Before you buy a used car from a car dealer, you should understand a little about pricing. A franchise dealer with a used car operation will usually price his cars at a certain percentage more thanwhat the car is deemed to be worth on the wholesale market.
The wholesale value of a car is usually determined by factors such as the demand for the car coupled with the age, make, model, options, mileage and general condition. The dealer’s markup on a used car, van or pickup is frequently determined by any or all of several factors.
- The price the dealer paid to acquire the car. He might have taken it in trade against a new car — which means that he accepted the car in lieu of cash or he might have purchased it from a private seller, a wholesaler or bought it at auction.
- The dealer adds what it has cost him to repair and recondition the car.
- The dealeradds a markup to cover his profit objectives and to pay for his overhead.
The markup will also reflect such things as the condition of the car, the mileage, the make, model, options and most important, the market demand. The point, simply, is that used car markups will vary greatly for any number of factors. Your objective is to discover what has it cost him to buy and recondition the car and put it on his lot. That will give you the basis for planning your negotiation.
Many dealers will also include a “negotiation pad” in their markups. They recognize that most people won’t buy a car — new or used — unless they feel they’re buying it for less than the advertised price. So a dealer will build in a large enough cushion to give the buyer a discount and still end up with whatever he considers to be a reasonable, or maybe even a more than reasonable, profit.
Insider information on pricing
The key to a dealer’s survival and profitability in the used car business is to buy used cars at or below what the industry calls the “wholesale price” and then to sell them at a retail price that, in the final analysis, is whatever a buyer will pay. Here is an actual example:
I tracked a GM car that was purchased by a dealer for $9,500. After spending $400 for repairs and reconditioning, he put it on the lot at $13,800. That’s a markup over his purchase cost of more than 45 percent!
The used car sales manager confided that this markup gave him built-in room for negotiation. A buyer finally appeared, and after a negotiated agreement, bought the car for $12,450. The customer felt he’d gotten a deal and the seller said nothing to disabuse him of that notion.
Determining the “wholesale” price
Whether you buy from a private owner or a dealer, one of the most important pieces of information you can have is the current “wholesale” price of the car in your area of the country.
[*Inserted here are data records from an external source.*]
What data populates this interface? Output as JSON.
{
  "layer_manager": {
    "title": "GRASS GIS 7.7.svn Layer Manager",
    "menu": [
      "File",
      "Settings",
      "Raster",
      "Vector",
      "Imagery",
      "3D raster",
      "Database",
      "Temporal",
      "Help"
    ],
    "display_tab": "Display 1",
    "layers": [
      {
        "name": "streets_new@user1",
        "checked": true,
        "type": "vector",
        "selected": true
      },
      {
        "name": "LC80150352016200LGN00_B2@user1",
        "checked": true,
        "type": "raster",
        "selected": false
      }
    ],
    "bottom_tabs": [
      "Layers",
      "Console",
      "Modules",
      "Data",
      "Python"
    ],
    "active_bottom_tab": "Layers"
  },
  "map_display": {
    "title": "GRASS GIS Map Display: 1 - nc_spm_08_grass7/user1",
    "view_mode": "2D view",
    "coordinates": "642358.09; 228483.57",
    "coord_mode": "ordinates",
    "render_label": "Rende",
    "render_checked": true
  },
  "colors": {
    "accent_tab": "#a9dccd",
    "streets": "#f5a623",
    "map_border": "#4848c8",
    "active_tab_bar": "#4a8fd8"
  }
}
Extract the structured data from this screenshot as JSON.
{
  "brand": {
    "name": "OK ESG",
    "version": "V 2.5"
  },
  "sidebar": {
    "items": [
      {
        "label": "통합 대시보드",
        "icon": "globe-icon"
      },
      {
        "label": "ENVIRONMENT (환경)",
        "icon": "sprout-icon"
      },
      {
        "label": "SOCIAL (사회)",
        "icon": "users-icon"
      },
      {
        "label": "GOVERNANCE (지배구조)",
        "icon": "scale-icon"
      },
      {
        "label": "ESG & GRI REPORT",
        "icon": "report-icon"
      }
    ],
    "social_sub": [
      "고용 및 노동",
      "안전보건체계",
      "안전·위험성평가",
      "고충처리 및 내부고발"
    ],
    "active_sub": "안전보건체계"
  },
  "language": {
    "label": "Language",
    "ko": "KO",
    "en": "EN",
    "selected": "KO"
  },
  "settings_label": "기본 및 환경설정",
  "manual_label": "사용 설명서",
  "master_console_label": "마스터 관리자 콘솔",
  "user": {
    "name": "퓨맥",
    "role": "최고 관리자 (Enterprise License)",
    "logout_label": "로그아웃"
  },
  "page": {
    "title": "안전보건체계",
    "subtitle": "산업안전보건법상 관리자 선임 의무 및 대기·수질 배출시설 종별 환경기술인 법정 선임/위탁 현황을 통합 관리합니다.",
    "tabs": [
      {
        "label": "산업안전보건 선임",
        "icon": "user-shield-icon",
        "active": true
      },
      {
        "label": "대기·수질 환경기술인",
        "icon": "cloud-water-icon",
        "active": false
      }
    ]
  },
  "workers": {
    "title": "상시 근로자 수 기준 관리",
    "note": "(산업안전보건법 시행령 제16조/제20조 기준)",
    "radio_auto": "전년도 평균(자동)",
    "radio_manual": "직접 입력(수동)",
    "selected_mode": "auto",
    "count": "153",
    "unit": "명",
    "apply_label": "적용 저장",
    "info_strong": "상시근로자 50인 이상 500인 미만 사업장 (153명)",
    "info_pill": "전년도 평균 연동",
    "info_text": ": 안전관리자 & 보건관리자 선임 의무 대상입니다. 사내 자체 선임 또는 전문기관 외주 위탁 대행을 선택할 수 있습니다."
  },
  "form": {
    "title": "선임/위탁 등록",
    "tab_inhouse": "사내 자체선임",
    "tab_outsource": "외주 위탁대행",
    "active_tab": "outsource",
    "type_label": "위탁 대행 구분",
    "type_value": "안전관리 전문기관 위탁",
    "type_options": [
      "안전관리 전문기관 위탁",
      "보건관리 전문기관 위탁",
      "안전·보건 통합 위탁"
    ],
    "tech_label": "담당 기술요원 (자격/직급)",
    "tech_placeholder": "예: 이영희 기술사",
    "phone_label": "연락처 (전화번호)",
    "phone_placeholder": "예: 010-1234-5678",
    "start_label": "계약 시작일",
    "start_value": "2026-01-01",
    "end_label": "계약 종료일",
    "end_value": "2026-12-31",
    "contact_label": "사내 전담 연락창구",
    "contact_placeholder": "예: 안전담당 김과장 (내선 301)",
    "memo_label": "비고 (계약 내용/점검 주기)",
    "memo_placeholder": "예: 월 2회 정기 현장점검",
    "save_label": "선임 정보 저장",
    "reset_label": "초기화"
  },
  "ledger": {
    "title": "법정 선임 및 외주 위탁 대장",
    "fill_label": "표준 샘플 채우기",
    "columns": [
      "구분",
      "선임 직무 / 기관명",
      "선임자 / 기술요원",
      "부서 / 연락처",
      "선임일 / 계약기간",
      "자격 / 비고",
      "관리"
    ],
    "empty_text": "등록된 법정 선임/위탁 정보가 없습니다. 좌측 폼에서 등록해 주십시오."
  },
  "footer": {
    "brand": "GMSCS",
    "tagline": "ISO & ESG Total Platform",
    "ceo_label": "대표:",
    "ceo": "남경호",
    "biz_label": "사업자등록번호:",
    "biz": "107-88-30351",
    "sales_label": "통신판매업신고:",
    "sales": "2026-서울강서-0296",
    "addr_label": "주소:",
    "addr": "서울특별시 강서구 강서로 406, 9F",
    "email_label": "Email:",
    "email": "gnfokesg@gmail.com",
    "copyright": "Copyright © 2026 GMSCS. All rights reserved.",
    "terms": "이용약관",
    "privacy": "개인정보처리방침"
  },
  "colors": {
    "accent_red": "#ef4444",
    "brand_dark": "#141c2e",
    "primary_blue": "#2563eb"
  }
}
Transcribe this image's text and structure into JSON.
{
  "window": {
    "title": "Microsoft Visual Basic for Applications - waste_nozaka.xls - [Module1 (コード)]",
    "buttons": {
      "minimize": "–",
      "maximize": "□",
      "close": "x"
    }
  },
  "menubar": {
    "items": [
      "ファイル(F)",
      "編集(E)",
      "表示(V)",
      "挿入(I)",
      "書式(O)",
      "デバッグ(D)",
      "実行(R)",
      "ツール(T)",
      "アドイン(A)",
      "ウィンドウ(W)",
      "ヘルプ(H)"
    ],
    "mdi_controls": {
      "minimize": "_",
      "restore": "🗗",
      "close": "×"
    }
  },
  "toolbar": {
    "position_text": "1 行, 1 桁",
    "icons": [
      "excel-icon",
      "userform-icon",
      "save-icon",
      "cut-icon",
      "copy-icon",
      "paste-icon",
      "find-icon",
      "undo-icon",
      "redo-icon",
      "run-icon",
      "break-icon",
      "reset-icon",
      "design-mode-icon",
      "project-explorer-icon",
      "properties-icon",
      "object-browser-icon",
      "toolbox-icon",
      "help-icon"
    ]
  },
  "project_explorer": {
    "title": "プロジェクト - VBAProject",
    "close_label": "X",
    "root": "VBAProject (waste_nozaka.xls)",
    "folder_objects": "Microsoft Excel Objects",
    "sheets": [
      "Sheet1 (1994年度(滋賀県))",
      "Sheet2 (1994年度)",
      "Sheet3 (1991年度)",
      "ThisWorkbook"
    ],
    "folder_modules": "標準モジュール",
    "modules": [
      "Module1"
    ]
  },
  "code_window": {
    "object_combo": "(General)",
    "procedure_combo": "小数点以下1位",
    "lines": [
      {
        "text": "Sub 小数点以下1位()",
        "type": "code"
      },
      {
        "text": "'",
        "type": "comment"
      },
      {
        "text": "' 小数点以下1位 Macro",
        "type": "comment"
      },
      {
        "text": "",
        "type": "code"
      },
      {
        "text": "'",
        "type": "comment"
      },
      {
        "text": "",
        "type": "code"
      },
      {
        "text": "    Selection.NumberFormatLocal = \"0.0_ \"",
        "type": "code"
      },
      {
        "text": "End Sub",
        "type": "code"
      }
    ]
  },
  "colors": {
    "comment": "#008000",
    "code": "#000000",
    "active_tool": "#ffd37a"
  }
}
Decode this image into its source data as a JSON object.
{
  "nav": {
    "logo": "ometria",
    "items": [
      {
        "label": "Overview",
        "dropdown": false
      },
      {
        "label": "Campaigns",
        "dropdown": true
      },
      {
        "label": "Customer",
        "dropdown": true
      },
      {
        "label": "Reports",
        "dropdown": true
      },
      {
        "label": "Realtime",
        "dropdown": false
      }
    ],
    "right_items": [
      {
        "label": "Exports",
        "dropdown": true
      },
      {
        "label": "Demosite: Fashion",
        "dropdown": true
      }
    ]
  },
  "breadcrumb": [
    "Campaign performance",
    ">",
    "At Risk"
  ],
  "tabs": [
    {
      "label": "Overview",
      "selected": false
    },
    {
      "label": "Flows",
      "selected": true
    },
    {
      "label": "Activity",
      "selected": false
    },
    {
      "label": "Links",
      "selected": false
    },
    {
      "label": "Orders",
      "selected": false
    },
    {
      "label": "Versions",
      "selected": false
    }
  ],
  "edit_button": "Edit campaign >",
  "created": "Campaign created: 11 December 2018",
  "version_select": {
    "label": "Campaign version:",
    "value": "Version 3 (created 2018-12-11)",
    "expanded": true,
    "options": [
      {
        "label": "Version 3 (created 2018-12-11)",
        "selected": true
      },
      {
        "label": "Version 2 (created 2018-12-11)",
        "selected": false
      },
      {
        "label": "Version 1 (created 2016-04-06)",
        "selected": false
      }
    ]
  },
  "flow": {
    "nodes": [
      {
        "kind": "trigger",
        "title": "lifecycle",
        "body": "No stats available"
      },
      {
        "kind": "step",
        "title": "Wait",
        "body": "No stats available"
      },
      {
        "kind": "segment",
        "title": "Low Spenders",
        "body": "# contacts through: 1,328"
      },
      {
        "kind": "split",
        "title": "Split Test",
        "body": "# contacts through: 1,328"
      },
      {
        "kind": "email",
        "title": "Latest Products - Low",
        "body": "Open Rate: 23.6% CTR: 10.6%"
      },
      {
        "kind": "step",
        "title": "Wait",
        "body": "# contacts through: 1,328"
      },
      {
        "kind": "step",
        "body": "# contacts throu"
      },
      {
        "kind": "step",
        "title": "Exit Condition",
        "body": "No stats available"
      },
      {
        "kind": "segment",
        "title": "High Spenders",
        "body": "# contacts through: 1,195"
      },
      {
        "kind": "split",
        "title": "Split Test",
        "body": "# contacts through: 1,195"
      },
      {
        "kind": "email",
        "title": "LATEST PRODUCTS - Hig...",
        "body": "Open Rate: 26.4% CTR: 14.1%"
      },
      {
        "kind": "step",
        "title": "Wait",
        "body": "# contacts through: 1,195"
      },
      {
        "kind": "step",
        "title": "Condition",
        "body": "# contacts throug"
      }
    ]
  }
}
One source of auto price information is the car loan department of your bank. They will usually have all the latest price books and possibly even auction reports that show what various makes are bringing on the auction market.
The industry uses any of several books as price guides: The “NADA Official Used Car Guide,” “National Auto Research Black Book,” “Kelley Blue Book Auto Market Report” and “Galves Auto Price List.” These books — also available online — purport to reflect the average wholesale prices that various cars are bringing across the country. The only problem is that they usually don’t agree on a set price.
Compare the suggested wholesale prices for a 2000 Chevrolet four-door Lumina from the same month:
- Kelley Blue Book : $7,875 [Tends to reflect West Coast prices]
- NADA: $6,875 [Combination of auction and dealer reports]
- Black Book: $5,650 to $8,850 [Dealer auction sales reports]
Consumer price books and Internet websites
You can find used car price books on your newsstand or on various Internet sites, e.g., Edmunds.com. For example, Edmund’s wholesale price for a 2000 Lumina is $7,387. Their figures provide a general range, but they may not present a true picture of any given car’s “real” price because they cannot account for the myriad factors that impact the dealer’s costs.